| Data records |
+ + + +
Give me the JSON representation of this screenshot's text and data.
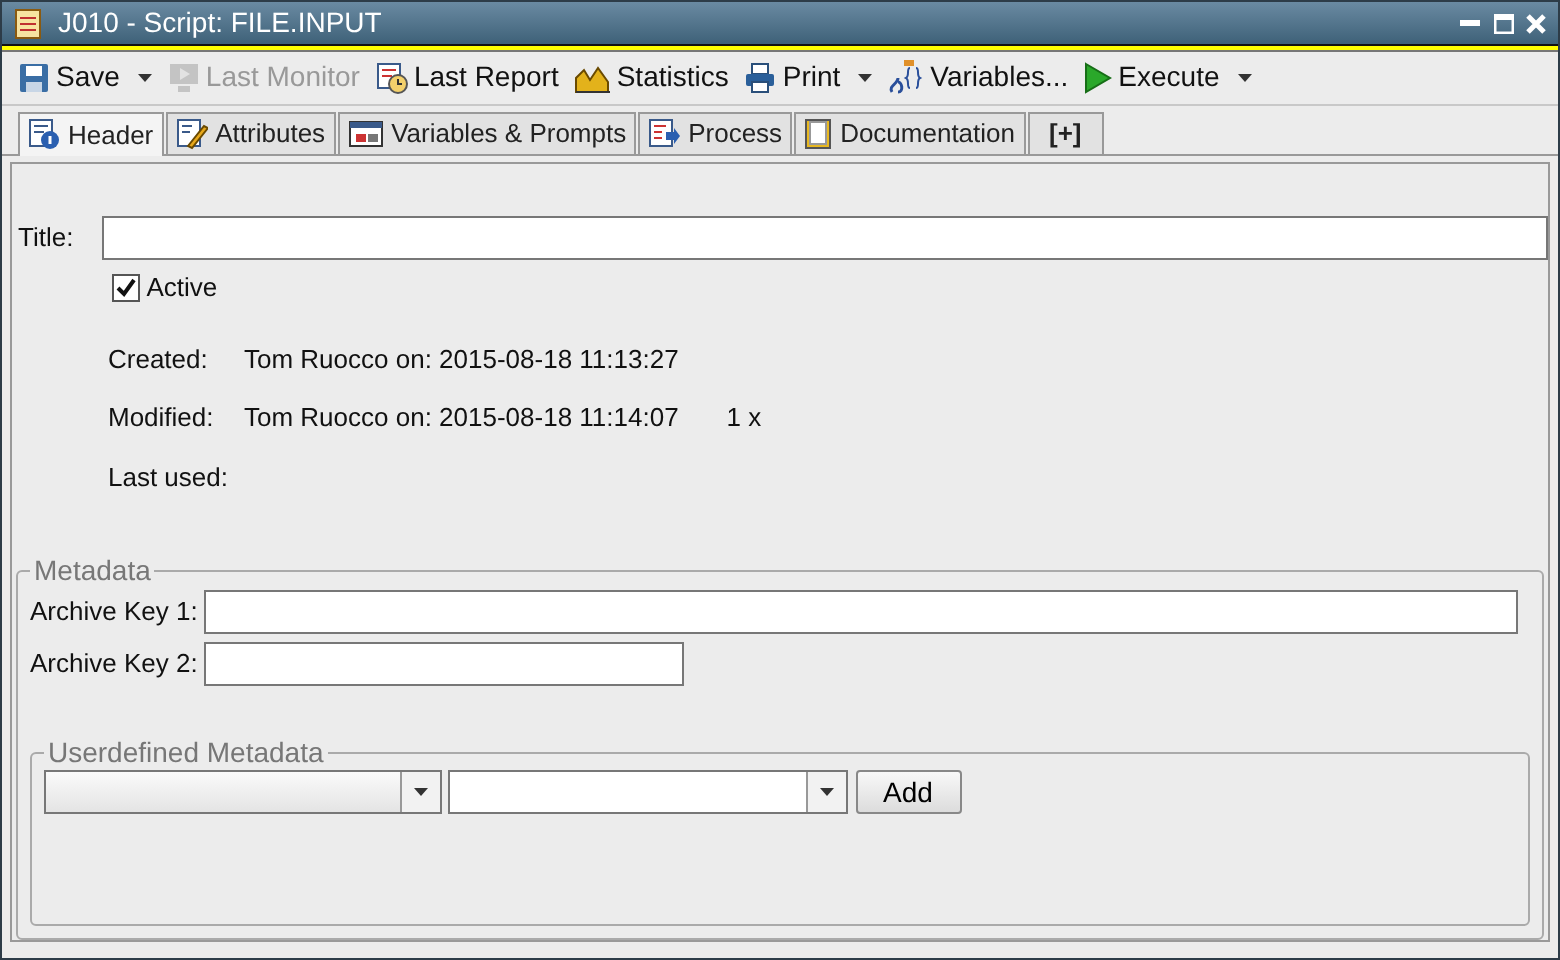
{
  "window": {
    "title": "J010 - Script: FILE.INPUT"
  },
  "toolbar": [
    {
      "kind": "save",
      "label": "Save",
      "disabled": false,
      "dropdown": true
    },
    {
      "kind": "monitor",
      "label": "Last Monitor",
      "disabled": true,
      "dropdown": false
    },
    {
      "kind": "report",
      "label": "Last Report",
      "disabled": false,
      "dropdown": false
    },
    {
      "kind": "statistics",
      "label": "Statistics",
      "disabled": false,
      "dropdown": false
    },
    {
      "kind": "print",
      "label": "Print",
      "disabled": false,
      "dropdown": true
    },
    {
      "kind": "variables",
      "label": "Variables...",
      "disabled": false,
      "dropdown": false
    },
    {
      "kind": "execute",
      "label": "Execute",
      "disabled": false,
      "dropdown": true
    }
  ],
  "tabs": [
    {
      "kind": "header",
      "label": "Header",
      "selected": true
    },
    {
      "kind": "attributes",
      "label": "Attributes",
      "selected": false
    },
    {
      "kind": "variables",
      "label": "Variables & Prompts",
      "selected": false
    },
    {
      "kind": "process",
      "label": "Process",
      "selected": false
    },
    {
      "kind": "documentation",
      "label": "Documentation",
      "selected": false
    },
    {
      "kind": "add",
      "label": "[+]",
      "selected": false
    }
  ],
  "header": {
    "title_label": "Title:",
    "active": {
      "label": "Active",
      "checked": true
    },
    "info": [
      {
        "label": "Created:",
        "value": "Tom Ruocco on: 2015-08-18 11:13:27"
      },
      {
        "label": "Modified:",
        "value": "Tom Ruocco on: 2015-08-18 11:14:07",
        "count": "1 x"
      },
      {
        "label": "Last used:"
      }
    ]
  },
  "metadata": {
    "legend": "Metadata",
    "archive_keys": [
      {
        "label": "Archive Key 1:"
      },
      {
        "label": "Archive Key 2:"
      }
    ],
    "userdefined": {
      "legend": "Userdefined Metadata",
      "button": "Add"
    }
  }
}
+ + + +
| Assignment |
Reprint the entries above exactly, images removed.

| Written solution |
Give me the JSON representation of this screenshot's text and data.
{
  "window": {
    "title": "J010 - Script: FILE.INPUT"
  },
  "toolbar": [
    {
      "kind": "save",
      "label": "Save",
      "disabled": false,
      "dropdown": true
    },
    {
      "kind": "monitor",
      "label": "Last Monitor",
      "disabled": true,
      "dropdown": false
    },
    {
      "kind": "report",
      "label": "Last Report",
      "disabled": false,
      "dropdown": false
    },
    {
      "kind": "statistics",
      "label": "Statistics",
      "disabled": false,
      "dropdown": false
    },
    {
      "kind": "print",
      "label": "Print",
      "disabled": false,
      "dropdown": true
    },
    {
      "kind": "variables",
      "label": "Variables...",
      "disabled": false,
      "dropdown": false
    },
    {
      "kind": "execute",
      "label": "Execute",
      "disabled": false,
      "dropdown": true
    }
  ],
  "tabs": [
    {
      "kind": "header",
      "label": "Header",
      "selected": true
    },
    {
      "kind": "attributes",
      "label": "Attributes",
      "selected": false
    },
    {
      "kind": "variables",
      "label": "Variables & Prompts",
      "selected": false
    },
    {
      "kind": "process",
      "label": "Process",
      "selected": false
    },
    {
      "kind": "documentation",
      "label": "Documentation",
      "selected": false
    },
    {
      "kind": "add",
      "label": "[+]",
      "selected": false
    }
  ],
  "header": {
    "title_label": "Title:",
    "active": {
      "label": "Active",
      "checked": true
    },
    "info": [
      {
        "label": "Created:",
        "value": "Tom Ruocco on: 2015-08-18 11:13:27"
      },
      {
        "label": "Modified:",
        "value": "Tom Ruocco on: 2015-08-18 11:14:07",
        "count": "1 x"
      },
      {
        "label": "Last used:"
      }
    ]
  },
  "metadata": {
    "legend": "Metadata",
    "archive_keys": [
      {
        "label": "Archive Key 1:"
      },
      {
        "label": "Archive Key 2:"
      }
    ],
    "userdefined": {
      "legend": "Userdefined Metadata",
      "button": "Add"
    }
  }
}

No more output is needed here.